2) State channels: the most typical is the Lightning Network, whose idea is to open a “green channel” outside the blockchain, conduct a large number of high-frequency and small-value transactions off-chain, and finally settle the data on-chain. Issues such as confirmation of off-chain transactions and payment channels are solved through technologies such as RSMC and HTLC.
3) Sidechains: the interaction between sidechains and Bitcoin mainly involves sidechain verification of information on the Bitcoin main chain, followed by subsequent execution. Conversely, Bitcoin’s main chain cannot trust sidechains without verification, or have all miners verify whether the sidechain transaction has occurred. Therefore, generally, it is in the form of a consortium sidechain, similar to a small group or a few members witnessing each other, achieving bidirectional anchoring.
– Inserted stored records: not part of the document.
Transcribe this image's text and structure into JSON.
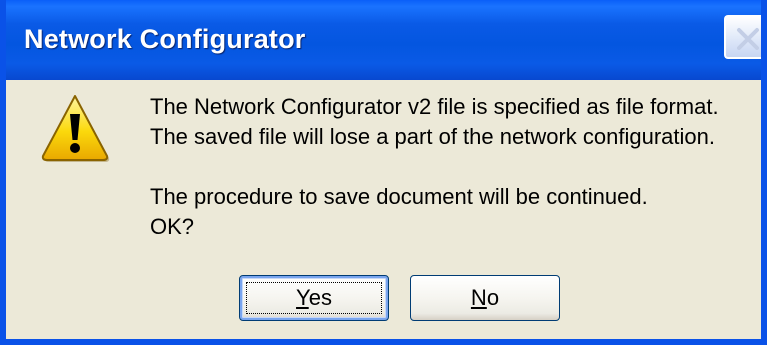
{
  "window": {
    "title": "Network Configurator",
    "close_icon": "close-icon",
    "accent_color": "#0a52e8",
    "face_color": "#ece9d8"
  },
  "dialog": {
    "icon": "warning-icon",
    "message_lines": [
      "The Network Configurator v2 file is specified as file format.",
      "The saved file will lose a part of the network configuration.",
      "The procedure to save document will be continued.",
      "OK?"
    ]
  },
  "buttons": {
    "yes": {
      "mnemonic": "Y",
      "rest": "es"
    },
    "no": {
      "mnemonic": "N",
      "rest": "o"
    }
  }
}
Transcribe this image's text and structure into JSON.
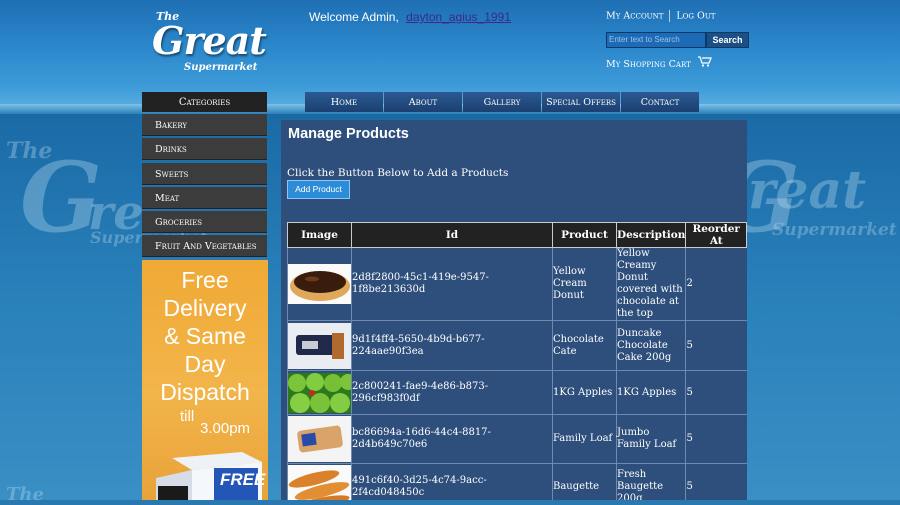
{
  "header": {
    "logo": {
      "the": "The",
      "great": "Great",
      "supermarket": "Supermarket"
    },
    "welcome_text": "Welcome Admin,",
    "username": "dayton_agius_1991",
    "my_account": "My Account",
    "log_out": "Log Out",
    "search_placeholder": "Enter text to Search",
    "search_button": "Search",
    "cart_label": "My Shopping Cart"
  },
  "sidebar": {
    "header": "Categories",
    "items": [
      "Bakery",
      "Drinks",
      "Sweets",
      "Meat",
      "Groceries",
      "Fruit And Vegetables"
    ]
  },
  "promo": {
    "line1": "Free",
    "line2": "Delivery",
    "line3": "& Same",
    "line4": "Day",
    "line5": "Dispatch",
    "till": "till",
    "time": "3.00pm",
    "box_text": "FREE"
  },
  "nav": [
    "Home",
    "About",
    "Gallery",
    "Special Offers",
    "Contact"
  ],
  "main": {
    "title": "Manage Products",
    "instruction": "Click the Button Below to Add a Products",
    "add_button": "Add Product",
    "columns": [
      "Image",
      "Id",
      "Product",
      "Description",
      "Reorder At"
    ],
    "rows": [
      {
        "image": "donut",
        "id": "2d8f2800-45c1-419e-9547-1f8be213630d",
        "product": "Yellow Cream Donut",
        "description": "Yellow Creamy Donut covered with chocolate at the top",
        "reorder": "2"
      },
      {
        "image": "cake",
        "id": "9d1f4ff4-5650-4b9d-b677-224aae90f3ea",
        "product": "Chocolate Cate",
        "description": "Duncake Chocolate Cake 200g",
        "reorder": "5"
      },
      {
        "image": "apples",
        "id": "2c800241-fae9-4e86-b873-296cf983f0df",
        "product": "1KG Apples",
        "description": "1KG Apples",
        "reorder": "5"
      },
      {
        "image": "loaf",
        "id": "bc86694a-16d6-44c4-8817-2d4b649c70e6",
        "product": "Family Loaf",
        "description": "Jumbo Family Loaf",
        "reorder": "5"
      },
      {
        "image": "baguette",
        "id": "491c6f40-3d25-4c74-9acc-2f4cd048450c",
        "product": "Baugette",
        "description": "Fresh Baugette 200g",
        "reorder": "5"
      }
    ]
  },
  "colors": {
    "panel_bg": "#2e4f7c",
    "nav_bg": "#1b3f70",
    "sidebar_bg": "#3c3c3c",
    "promo_bg": "#f0a935",
    "link_user": "#3a2a8a"
  }
}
4) Client verification: one type is the reinterpretation layer, such as Ordinals, Omnilayer, and BRC20, which all redefine or reinterpret the meaning of transactions on the existing main chain through these technologies. The other type is the omission layer, such as the Lightning Network, which writes the final settlement or some commitment information on the chain, and many intermediate transactions are completed off-chain using Bitcoin’s security.